Author-turned-screenwriter David Remnick’s young adult book, The Invention of Hugo Cabret, and its Martin Scorsese-filmed adaptation Hugo reveled in the simple sight of an inquisitive child taking in the world around him. With Wonderstruck, Remnick and director Todd Haynes exchanges a Parisian train station and Georges Melies for New York City museums. Like Hugo, Wonderstruck is an utterly earnest film made by someone who doesn’t deal in that realm. Neither Scorsese nor Haynes typically feature characters who wear their hearts on their sleeves, with the former more comfortable in macho self-delusion and the latter in sexual repression. Maybe it takes a director who’s got a gift for liars and obfuscators to make Remnick’s brand of independent young protagonists pop off the screen. Wonderstruck might be out of Haynes’ wheelhouse, but it’s a welcomed change when the product is as endearing and beautiful as this.
With Thor: Ragnarok, the last of three 2017 Marvel films, the dominant superhero studio fully commits to idiosyncratic directors instead of the workmen guns-for-hire they started their extended universe with. No more Alan Taylors or Louis Letteriers churning out empty eye candy. Instead, Marvel has turned the keys over to weirdos like James Gunn and the refined vision of Ryan Coogler, and their films are all the better for it. Taika Waititi, the director of Ragnarok, splits the difference between the two, borrowing the wacky space opera flare from the former and the stealth critique of great powers from the latter. Waititi also happens to be the strongest comedic director Marvel’s worked with, and it’s no surprise that he would make a raucous action flick on par with something like Midnight Run or Hot Fuzz. That Ragnarok can be so much fun while also being about something beyond capes and magic powers marks it as one Marvel’s best outings.
Mad Greek genius Yorgos Lanthimos opens his latest film with an apt metaphor for his consistently stellar work. The Killing of a Sacred Deer is about a surgeon, and the film begins with his POV at work, staring into an open chest cavity as the heart inside pulses away. It’s just tissue and viscera, sparked by ion gradients. However, what appears to be mechanical contains mystery and incalculable value, much like Lanthimos’ penchant for having his actors deliver flat expository dialogue that still communicates depth and humor and meaning. His latest is another jolt of idiosyncratic black comedy pumped into the cinematic bloodstream, as vital as any element or amino acid.
The idiot plot, defined by Roger Ebert where the plot of a movie could be settled if everyone wasn’t an idiot, could be called a stubborn plot in Marc Webb’s Gifted.

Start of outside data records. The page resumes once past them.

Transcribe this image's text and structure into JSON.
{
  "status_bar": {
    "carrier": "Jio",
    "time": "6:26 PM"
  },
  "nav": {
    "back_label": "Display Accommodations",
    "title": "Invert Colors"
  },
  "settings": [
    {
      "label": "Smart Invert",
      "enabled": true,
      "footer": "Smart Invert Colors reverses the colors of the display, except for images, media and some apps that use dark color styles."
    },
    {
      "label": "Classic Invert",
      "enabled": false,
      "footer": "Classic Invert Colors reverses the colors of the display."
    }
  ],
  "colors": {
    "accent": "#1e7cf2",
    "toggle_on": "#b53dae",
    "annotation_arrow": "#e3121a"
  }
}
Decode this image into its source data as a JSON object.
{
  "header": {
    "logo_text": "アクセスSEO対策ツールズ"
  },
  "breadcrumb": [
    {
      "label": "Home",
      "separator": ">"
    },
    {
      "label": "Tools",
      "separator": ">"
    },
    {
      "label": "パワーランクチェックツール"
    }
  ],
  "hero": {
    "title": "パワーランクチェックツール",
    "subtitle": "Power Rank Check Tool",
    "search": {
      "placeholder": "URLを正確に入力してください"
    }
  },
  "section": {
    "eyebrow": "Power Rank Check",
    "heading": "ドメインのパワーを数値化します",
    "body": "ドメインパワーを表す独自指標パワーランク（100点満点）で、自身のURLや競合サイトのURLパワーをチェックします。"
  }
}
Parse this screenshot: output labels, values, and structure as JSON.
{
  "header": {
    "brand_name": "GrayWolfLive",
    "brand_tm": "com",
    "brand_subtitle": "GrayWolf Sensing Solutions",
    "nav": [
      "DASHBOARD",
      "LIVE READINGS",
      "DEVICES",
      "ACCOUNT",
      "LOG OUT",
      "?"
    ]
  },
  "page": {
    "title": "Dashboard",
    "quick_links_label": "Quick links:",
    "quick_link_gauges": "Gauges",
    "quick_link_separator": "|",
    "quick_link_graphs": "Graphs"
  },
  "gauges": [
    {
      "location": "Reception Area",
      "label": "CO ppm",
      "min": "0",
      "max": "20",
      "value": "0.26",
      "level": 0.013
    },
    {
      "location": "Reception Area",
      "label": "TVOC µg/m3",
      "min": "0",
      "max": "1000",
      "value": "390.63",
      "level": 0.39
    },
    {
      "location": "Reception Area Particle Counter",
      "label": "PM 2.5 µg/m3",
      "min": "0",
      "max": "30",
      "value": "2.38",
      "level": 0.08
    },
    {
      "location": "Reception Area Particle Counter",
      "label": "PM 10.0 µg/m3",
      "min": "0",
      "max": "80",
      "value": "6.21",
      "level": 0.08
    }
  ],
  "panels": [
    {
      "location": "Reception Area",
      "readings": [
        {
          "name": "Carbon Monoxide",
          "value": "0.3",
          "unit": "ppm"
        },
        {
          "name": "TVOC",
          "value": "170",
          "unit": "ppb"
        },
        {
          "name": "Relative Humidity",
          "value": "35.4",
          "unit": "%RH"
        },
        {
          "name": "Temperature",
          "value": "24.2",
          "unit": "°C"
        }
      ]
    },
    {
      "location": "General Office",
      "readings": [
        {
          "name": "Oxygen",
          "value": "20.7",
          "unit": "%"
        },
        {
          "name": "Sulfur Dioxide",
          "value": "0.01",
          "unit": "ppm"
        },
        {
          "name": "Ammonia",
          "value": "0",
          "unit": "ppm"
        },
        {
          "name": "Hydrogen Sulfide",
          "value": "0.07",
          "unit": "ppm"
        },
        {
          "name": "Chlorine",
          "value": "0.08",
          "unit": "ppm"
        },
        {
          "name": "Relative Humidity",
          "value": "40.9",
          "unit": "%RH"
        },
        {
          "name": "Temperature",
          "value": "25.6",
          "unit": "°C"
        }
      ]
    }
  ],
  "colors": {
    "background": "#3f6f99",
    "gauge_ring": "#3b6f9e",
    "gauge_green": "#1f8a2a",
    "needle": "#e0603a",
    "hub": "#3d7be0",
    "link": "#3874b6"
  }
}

A simple and obvious compromise is the necessary remedy in this story of what to do with a young math prodigy, and Webb postpones the easy solution to his film’s problem for as long as he can. He fills in sympathetic characters on all sides of the central conflict, puts talented actors in those roles, and doesn’t treat the viewer any stupider in smaller scenes than the premise is already treating them. Disguise the solution staring the characters in their faces and Gifted becomes a very-good to great film, an indie heartstring-tugger that’s more perceptive and tangled than implied by initial appearances.
A different kind of superhero origin story, Professor Marston and the Wonder Women looks at the unique creative beginnings of the DC superhero. Whereas a character like Spider-Man was born out of an economic need to reach teen audiences, psychologist William Moulton Marston (Luke Evans) is pitching radical feminism and sadomasochism directly at comic book consumers in thinly veiled metaphors. Director Angela Robinson’s film takes great care to find plenty of instances in Marston’s comics to back up what the professor clearly stated was his purpose, and it’s amazing that Wonder Woman was allowed to be published in the first place under censors’ noses.
Random projects from the MMC Universe.